Better Border Security Means Fairer Treatment For Refugees
Some interesting facts in an article by Paul Sheehan in yesterday’s Sydney Morning Herald.
The Department of Immigration … is busy spending an unprecedented amount delivering an ineffective program on the scale of waste comparable to Labor’s national roof insulation scheme or school building program. This time the failure is destroying lives and inviting more of the same on a greater scale.
Last Thursday, the Gillard government asked for another $290 million to fund its border protection program. The opposition immigration spokesman, Scott Morrison, responded: ”In 2010-11 the government will spend more than $760 million on people arriving illegally in Australia. This compares to less than $100 million in annual expenditure when the Howard government left office in 2007.”
At this rate of spending, the cost of keeping each detainee has rocketed to $150,000 a year …
No wonder there is a backlog of 6000 humanitarian cases clogging the scrutiny and review system. No wonder the Labor government, which railed against the Howard government’s detention policies, is opening more and more detention centres …
More than 2000 violent incidents are happening every year in the centres. Last week, in the latest known incident, about 40 detainees were involved in scuffles at the Darwin Airport Lodge detention centre. Six people were hospitalised.
All because this government is achieving the worst of both worlds: encourage the people-smuggler trade then lock up the arrivals.
While the majority of the electorate appear to believe that the last people who should be allowed permanently into the country are those who try to come in illegally, the Gillard government does not even forcibly return people it has ordered to be deported …
The combination of more arrivals, more detentions and slow processes means the average time spent in detention has risen to 183 days. Six months. Two years ago the figure was 25 days.
The Labor government’s ‘compassionate’ immigration policies are monstrous and inhumane.
The people who are conned into coming by Labor and the people smugglers are not the only ones who are hurt.
As John Howard’s Minister for Immigration Amanda Vanstone pointed out several years ago, the more resources we are forced to spend on people who jump the queue, the less we are able to do for people, often in much greater need, who are waiting around the world in refugee camps.
We need to return people who are here illegally to their countries of origin. No questions, no excuses.
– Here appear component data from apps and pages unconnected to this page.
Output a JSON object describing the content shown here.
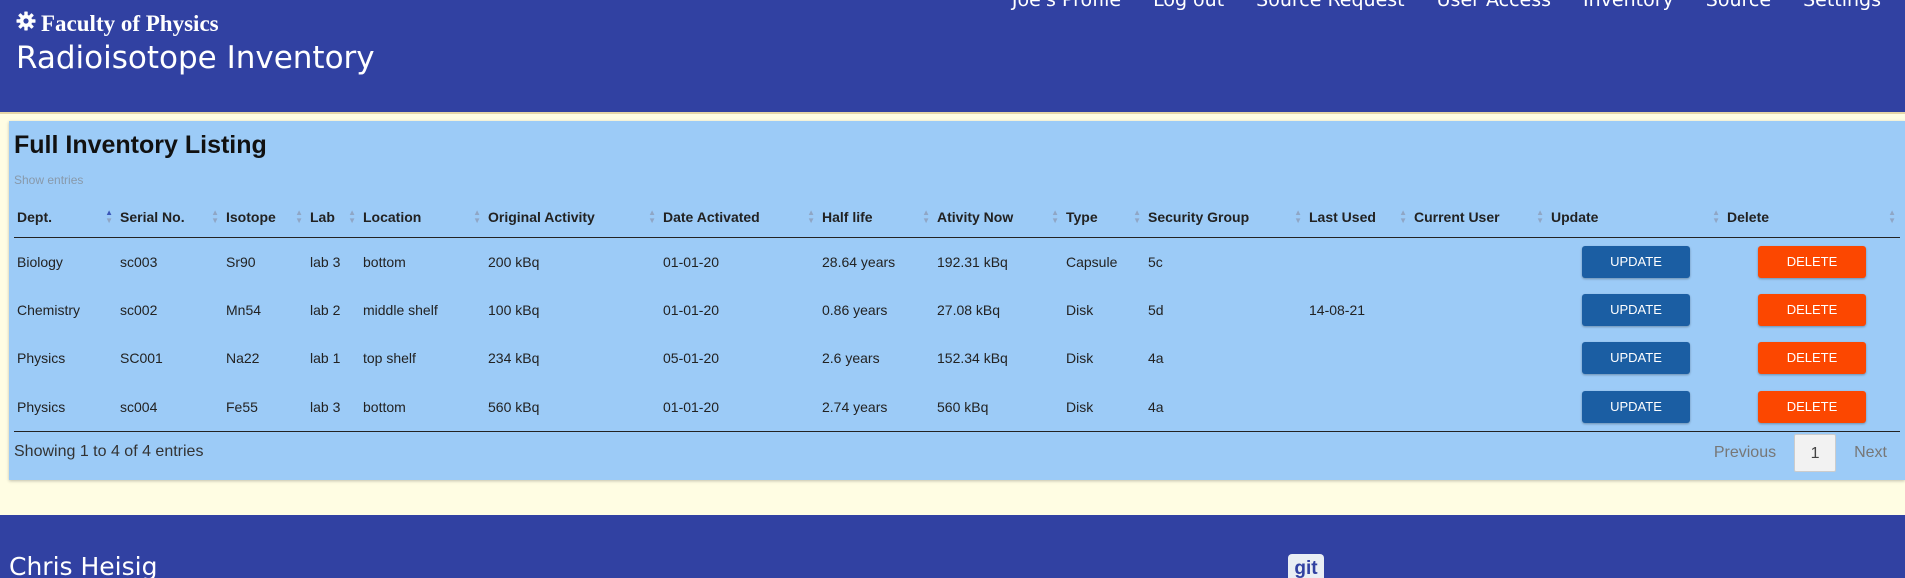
{
  "brand": {
    "title": "Faculty of Physics",
    "subtitle": "Radioisotope Inventory",
    "icon": "gear-icon"
  },
  "nav": [
    "Joe's Profile",
    "Log out",
    "Source Request",
    "User Access",
    "Inventory",
    "Source",
    "Settings"
  ],
  "panel": {
    "title": "Full Inventory Listing",
    "show_entries": "Show entries"
  },
  "table": {
    "columns": [
      "Dept.",
      "Serial No.",
      "Isotope",
      "Lab",
      "Location",
      "Original Activity",
      "Date Activated",
      "Half life",
      "Ativity Now",
      "Type",
      "Security Group",
      "Last Used",
      "Current User",
      "Update",
      "Delete"
    ],
    "rows": [
      [
        "Biology",
        "sc003",
        "Sr90",
        "lab 3",
        "bottom",
        "200 kBq",
        "01-01-20",
        "28.64 years",
        "192.31 kBq",
        "Capsule",
        "5c",
        "",
        ""
      ],
      [
        "Chemistry",
        "sc002",
        "Mn54",
        "lab 2",
        "middle shelf",
        "100 kBq",
        "01-01-20",
        "0.86 years",
        "27.08 kBq",
        "Disk",
        "5d",
        "14-08-21",
        ""
      ],
      [
        "Physics",
        "SC001",
        "Na22",
        "lab 1",
        "top shelf",
        "234 kBq",
        "05-01-20",
        "2.6 years",
        "152.34 kBq",
        "Disk",
        "4a",
        "",
        ""
      ],
      [
        "Physics",
        "sc004",
        "Fe55",
        "lab 3",
        "bottom",
        "560 kBq",
        "01-01-20",
        "2.74 years",
        "560 kBq",
        "Disk",
        "4a",
        "",
        ""
      ]
    ],
    "update_label": "UPDATE",
    "delete_label": "DELETE"
  },
  "info": "Showing 1 to 4 of 4 entries",
  "pager": {
    "previous": "Previous",
    "page": "1",
    "next": "Next"
  },
  "footer": {
    "name": "Chris Heisig",
    "git": "git"
  },
  "colors": {
    "header": "#3141a2",
    "panel": "#9ccbf7",
    "update": "#1b5ea3",
    "delete": "#fc4700",
    "background": "#fffde3"
  }
}
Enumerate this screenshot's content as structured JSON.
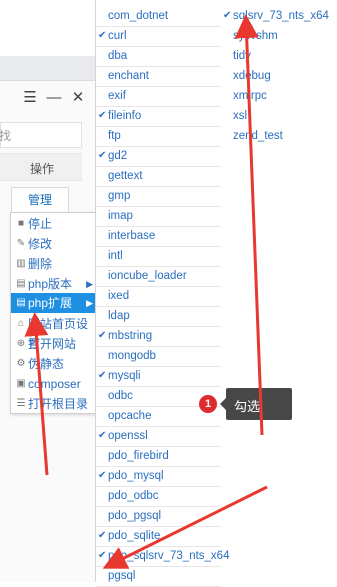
{
  "window": {
    "controls": [
      "☰",
      "—",
      "✕"
    ],
    "search_placeholder": "找",
    "op_header": "操作",
    "manage_button": "管理"
  },
  "context_menu": {
    "items": [
      {
        "label": "停止",
        "icon": "stop-icon",
        "glyph": "■"
      },
      {
        "label": "修改",
        "icon": "edit-icon",
        "glyph": "✎"
      },
      {
        "label": "删除",
        "icon": "trash-icon",
        "glyph": "▥"
      },
      {
        "label": "php版本",
        "icon": "file-icon",
        "glyph": "▤",
        "arrow": "▶"
      },
      {
        "label": "php扩展",
        "icon": "file-icon",
        "glyph": "▤",
        "arrow": "▶",
        "active": true
      },
      {
        "label": "网站首页设置",
        "icon": "home-icon",
        "glyph": "⌂"
      },
      {
        "label": "打开网站",
        "icon": "globe-icon",
        "glyph": "⊕"
      },
      {
        "label": "伪静态",
        "icon": "settings-icon",
        "glyph": "⚙"
      },
      {
        "label": "composer",
        "icon": "package-icon",
        "glyph": "▣"
      },
      {
        "label": "打开根目录",
        "icon": "list-icon",
        "glyph": "☰"
      }
    ]
  },
  "extensions": {
    "check_glyph": "✔",
    "col1": [
      {
        "label": "com_dotnet",
        "checked": false
      },
      {
        "label": "curl",
        "checked": true
      },
      {
        "label": "dba",
        "checked": false
      },
      {
        "label": "enchant",
        "checked": false
      },
      {
        "label": "exif",
        "checked": false
      },
      {
        "label": "fileinfo",
        "checked": true
      },
      {
        "label": "ftp",
        "checked": false
      },
      {
        "label": "gd2",
        "checked": true
      },
      {
        "label": "gettext",
        "checked": false
      },
      {
        "label": "gmp",
        "checked": false
      },
      {
        "label": "imap",
        "checked": false
      },
      {
        "label": "interbase",
        "checked": false
      },
      {
        "label": "intl",
        "checked": false
      },
      {
        "label": "ioncube_loader",
        "checked": false
      },
      {
        "label": "ixed",
        "checked": false
      },
      {
        "label": "ldap",
        "checked": false
      },
      {
        "label": "mbstring",
        "checked": true
      },
      {
        "label": "mongodb",
        "checked": false
      },
      {
        "label": "mysqli",
        "checked": true
      },
      {
        "label": "odbc",
        "checked": false
      },
      {
        "label": "opcache",
        "checked": false
      },
      {
        "label": "openssl",
        "checked": true
      },
      {
        "label": "pdo_firebird",
        "checked": false
      },
      {
        "label": "pdo_mysql",
        "checked": true
      },
      {
        "label": "pdo_odbc",
        "checked": false
      },
      {
        "label": "pdo_pgsql",
        "checked": false
      },
      {
        "label": "pdo_sqlite",
        "checked": true
      },
      {
        "label": "pdo_sqlsrv_73_nts_x64",
        "checked": true
      },
      {
        "label": "pgsql",
        "checked": false
      }
    ],
    "col2": [
      {
        "label": "sqlsrv_73_nts_x64",
        "checked": true
      },
      {
        "label": "sysvshm",
        "checked": false
      },
      {
        "label": "tidy",
        "checked": false
      },
      {
        "label": "xdebug",
        "checked": false
      },
      {
        "label": "xmlrpc",
        "checked": false
      },
      {
        "label": "xsl",
        "checked": false
      },
      {
        "label": "zend_test",
        "checked": false
      }
    ]
  },
  "annotation": {
    "number": "1",
    "text": "勾选",
    "badge_color": "#e02b2b",
    "arrow_color": "#e8382f"
  }
}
That would stop the boats, and it would mean that the extraordinary amount of money now spent keeping illegal immigrants in motels could instead be spent supporting and finding homes for a greater number and broader range of immigrants and refugees.